## EXERCISE
Please retype every entry as written, and keep the pictures out.

## RECORDS FOR THIS EXERCISE
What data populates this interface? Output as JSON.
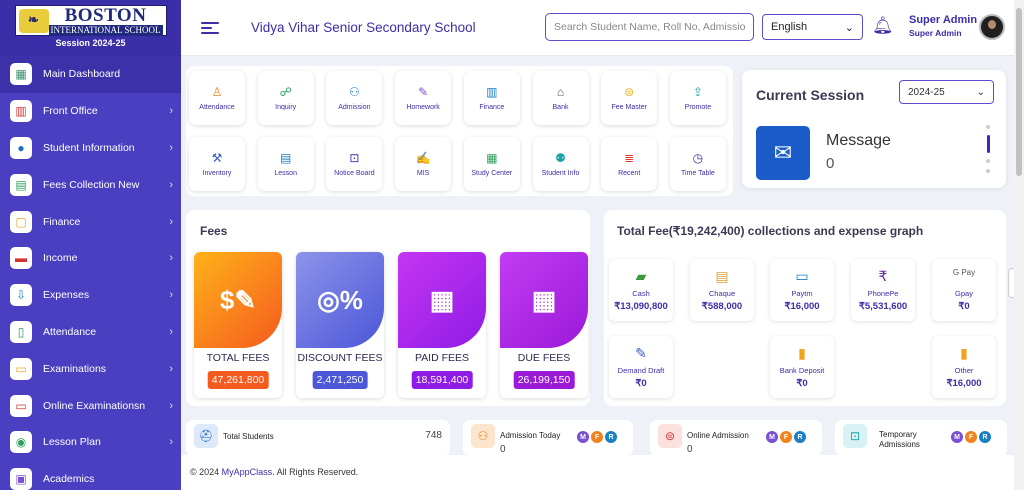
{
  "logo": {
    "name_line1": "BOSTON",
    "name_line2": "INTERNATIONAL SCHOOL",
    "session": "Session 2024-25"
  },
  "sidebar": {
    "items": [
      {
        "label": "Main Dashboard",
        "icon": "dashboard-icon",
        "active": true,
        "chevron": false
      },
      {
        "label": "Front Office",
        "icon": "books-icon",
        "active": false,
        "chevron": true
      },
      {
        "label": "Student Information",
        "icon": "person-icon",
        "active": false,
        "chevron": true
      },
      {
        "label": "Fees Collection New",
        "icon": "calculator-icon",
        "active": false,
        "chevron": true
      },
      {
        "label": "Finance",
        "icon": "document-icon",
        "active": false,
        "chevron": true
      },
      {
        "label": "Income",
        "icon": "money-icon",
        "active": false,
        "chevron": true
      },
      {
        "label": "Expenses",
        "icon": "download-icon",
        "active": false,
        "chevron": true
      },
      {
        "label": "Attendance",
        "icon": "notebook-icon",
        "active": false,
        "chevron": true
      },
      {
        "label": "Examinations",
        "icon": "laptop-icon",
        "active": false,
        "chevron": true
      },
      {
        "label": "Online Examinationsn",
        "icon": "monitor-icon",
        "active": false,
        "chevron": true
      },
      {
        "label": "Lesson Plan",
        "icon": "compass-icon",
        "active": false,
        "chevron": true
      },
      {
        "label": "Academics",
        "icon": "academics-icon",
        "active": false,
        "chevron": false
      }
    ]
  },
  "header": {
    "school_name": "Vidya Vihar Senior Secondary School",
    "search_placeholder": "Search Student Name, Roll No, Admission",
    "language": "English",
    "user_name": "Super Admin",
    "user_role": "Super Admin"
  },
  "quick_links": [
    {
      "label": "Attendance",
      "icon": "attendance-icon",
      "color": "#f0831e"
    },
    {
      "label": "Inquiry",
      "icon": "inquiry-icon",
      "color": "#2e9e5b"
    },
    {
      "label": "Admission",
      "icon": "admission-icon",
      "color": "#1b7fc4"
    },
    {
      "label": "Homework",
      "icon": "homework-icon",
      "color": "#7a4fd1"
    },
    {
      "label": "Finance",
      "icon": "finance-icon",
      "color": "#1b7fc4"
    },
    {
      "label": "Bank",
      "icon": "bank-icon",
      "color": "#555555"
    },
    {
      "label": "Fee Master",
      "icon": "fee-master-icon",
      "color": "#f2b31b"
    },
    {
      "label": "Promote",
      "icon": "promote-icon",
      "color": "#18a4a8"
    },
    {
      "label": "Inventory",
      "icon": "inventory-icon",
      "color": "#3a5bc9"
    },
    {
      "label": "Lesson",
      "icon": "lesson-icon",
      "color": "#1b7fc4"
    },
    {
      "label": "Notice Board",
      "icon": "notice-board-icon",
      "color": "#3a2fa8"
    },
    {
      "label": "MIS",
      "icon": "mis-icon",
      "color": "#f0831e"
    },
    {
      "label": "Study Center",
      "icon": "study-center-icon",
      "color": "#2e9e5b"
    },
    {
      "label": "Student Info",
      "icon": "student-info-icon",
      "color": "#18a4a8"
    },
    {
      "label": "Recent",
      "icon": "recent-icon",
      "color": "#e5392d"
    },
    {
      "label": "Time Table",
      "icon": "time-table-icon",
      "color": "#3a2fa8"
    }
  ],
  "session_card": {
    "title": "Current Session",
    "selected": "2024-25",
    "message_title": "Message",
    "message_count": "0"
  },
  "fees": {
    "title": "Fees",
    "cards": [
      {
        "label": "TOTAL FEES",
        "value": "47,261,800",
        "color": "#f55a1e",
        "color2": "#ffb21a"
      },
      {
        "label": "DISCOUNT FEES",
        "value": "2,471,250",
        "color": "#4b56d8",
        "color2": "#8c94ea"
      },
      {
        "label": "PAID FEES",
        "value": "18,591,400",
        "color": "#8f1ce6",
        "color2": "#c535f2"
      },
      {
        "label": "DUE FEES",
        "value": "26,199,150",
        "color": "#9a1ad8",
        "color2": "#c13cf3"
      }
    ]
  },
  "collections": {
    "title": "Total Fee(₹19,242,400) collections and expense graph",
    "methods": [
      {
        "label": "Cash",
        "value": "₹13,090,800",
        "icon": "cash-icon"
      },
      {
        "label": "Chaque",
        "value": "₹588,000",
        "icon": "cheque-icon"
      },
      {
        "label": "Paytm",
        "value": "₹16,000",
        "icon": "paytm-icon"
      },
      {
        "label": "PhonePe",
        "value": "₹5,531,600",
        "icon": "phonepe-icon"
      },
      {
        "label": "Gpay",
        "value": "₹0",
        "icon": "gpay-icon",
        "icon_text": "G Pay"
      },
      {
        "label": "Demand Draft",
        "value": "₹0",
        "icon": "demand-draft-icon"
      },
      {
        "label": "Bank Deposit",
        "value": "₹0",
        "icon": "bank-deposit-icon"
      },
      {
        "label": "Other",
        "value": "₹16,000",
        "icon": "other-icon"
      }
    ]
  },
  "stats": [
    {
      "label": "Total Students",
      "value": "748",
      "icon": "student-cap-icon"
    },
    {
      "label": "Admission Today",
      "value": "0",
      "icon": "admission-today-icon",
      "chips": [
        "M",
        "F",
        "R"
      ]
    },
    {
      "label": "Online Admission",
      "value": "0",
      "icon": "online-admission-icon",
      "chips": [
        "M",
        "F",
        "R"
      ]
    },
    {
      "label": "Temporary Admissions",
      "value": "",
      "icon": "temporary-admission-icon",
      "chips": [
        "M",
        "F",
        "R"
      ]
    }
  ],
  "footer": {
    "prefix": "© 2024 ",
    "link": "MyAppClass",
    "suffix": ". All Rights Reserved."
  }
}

## WRITTEN REPLY
What data populates this interface? Output as JSON.
{
  "logo": {
    "name_line1": "BOSTON",
    "name_line2": "INTERNATIONAL SCHOOL",
    "session": "Session 2024-25"
  },
  "sidebar": {
    "items": [
      {
        "label": "Main Dashboard",
        "icon": "dashboard-icon",
        "active": true,
        "chevron": false
      },
      {
        "label": "Front Office",
        "icon": "books-icon",
        "active": false,
        "chevron": true
      },
      {
        "label": "Student Information",
        "icon": "person-icon",
        "active": false,
        "chevron": true
      },
      {
        "label": "Fees Collection New",
        "icon": "calculator-icon",
        "active": false,
        "chevron": true
      },
      {
        "label": "Finance",
        "icon": "document-icon",
        "active": false,
        "chevron": true
      },
      {
        "label": "Income",
        "icon": "money-icon",
        "active": false,
        "chevron": true
      },
      {
        "label": "Expenses",
        "icon": "download-icon",
        "active": false,
        "chevron": true
      },
      {
        "label": "Attendance",
        "icon": "notebook-icon",
        "active": false,
        "chevron": true
      },
      {
        "label": "Examinations",
        "icon": "laptop-icon",
        "active": false,
        "chevron": true
      },
      {
        "label": "Online Examinationsn",
        "icon": "monitor-icon",
        "active": false,
        "chevron": true
      },
      {
        "label": "Lesson Plan",
        "icon": "compass-icon",
        "active": false,
        "chevron": true
      },
      {
        "label": "Academics",
        "icon": "academics-icon",
        "active": false,
        "chevron": false
      }
    ]
  },
  "header": {
    "school_name": "Vidya Vihar Senior Secondary School",
    "search_placeholder": "Search Student Name, Roll No, Admission",
    "language": "English",
    "user_name": "Super Admin",
    "user_role": "Super Admin"
  },
  "quick_links": [
    {
      "label": "Attendance",
      "icon": "attendance-icon",
      "color": "#f0831e"
    },
    {
      "label": "Inquiry",
      "icon": "inquiry-icon",
      "color": "#2e9e5b"
    },
    {
      "label": "Admission",
      "icon": "admission-icon",
      "color": "#1b7fc4"
    },
    {
      "label": "Homework",
      "icon": "homework-icon",
      "color": "#7a4fd1"
    },
    {
      "label": "Finance",
      "icon": "finance-icon",
      "color": "#1b7fc4"
    },
    {
      "label": "Bank",
      "icon": "bank-icon",
      "color": "#555555"
    },
    {
      "label": "Fee Master",
      "icon": "fee-master-icon",
      "color": "#f2b31b"
    },
    {
      "label": "Promote",
      "icon": "promote-icon",
      "color": "#18a4a8"
    },
    {
      "label": "Inventory",
      "icon": "inventory-icon",
      "color": "#3a5bc9"
    },
    {
      "label": "Lesson",
      "icon": "lesson-icon",
      "color": "#1b7fc4"
    },
    {
      "label": "Notice Board",
      "icon": "notice-board-icon",
      "color": "#3a2fa8"
    },
    {
      "label": "MIS",
      "icon": "mis-icon",
      "color": "#f0831e"
    },
    {
      "label": "Study Center",
      "icon": "study-center-icon",
      "color": "#2e9e5b"
    },
    {
      "label": "Student Info",
      "icon": "student-info-icon",
      "color": "#18a4a8"
    },
    {
      "label": "Recent",
      "icon": "recent-icon",
      "color": "#e5392d"
    },
    {
      "label": "Time Table",
      "icon": "time-table-icon",
      "color": "#3a2fa8"
    }
  ],
  "session_card": {
    "title": "Current Session",
    "selected": "2024-25",
    "message_title": "Message",
    "message_count": "0"
  },
  "fees": {
    "title": "Fees",
    "cards": [
      {
        "label": "TOTAL FEES",
        "value": "47,261,800",
        "color": "#f55a1e",
        "color2": "#ffb21a"
      },
      {
        "label": "DISCOUNT FEES",
        "value": "2,471,250",
        "color": "#4b56d8",
        "color2": "#8c94ea"
      },
      {
        "label": "PAID FEES",
        "value": "18,591,400",
        "color": "#8f1ce6",
        "color2": "#c535f2"
      },
      {
        "label": "DUE FEES",
        "value": "26,199,150",
        "color": "#9a1ad8",
        "color2": "#c13cf3"
      }
    ]
  },
  "collections": {
    "title": "Total Fee(₹19,242,400) collections and expense graph",
    "methods": [
      {
        "label": "Cash",
        "value": "₹13,090,800",
        "icon": "cash-icon"
      },
      {
        "label": "Chaque",
        "value": "₹588,000",
        "icon": "cheque-icon"
      },
      {
        "label": "Paytm",
        "value": "₹16,000",
        "icon": "paytm-icon"
      },
      {
        "label": "PhonePe",
        "value": "₹5,531,600",
        "icon": "phonepe-icon"
      },
      {
        "label": "Gpay",
        "value": "₹0",
        "icon": "gpay-icon",
        "icon_text": "G Pay"
      },
      {
        "label": "Demand Draft",
        "value": "₹0",
        "icon": "demand-draft-icon"
      },
      {
        "label": "Bank Deposit",
        "value": "₹0",
        "icon": "bank-deposit-icon"
      },
      {
        "label": "Other",
        "value": "₹16,000",
        "icon": "other-icon"
      }
    ]
  },
  "stats": [
    {
      "label": "Total Students",
      "value": "748",
      "icon": "student-cap-icon"
    },
    {
      "label": "Admission Today",
      "value": "0",
      "icon": "admission-today-icon",
      "chips": [
        "M",
        "F",
        "R"
      ]
    },
    {
      "label": "Online Admission",
      "value": "0",
      "icon": "online-admission-icon",
      "chips": [
        "M",
        "F",
        "R"
      ]
    },
    {
      "label": "Temporary Admissions",
      "value": "",
      "icon": "temporary-admission-icon",
      "chips": [
        "M",
        "F",
        "R"
      ]
    }
  ],
  "footer": {
    "prefix": "© 2024 ",
    "link": "MyAppClass",
    "suffix": ". All Rights Reserved."
  }
}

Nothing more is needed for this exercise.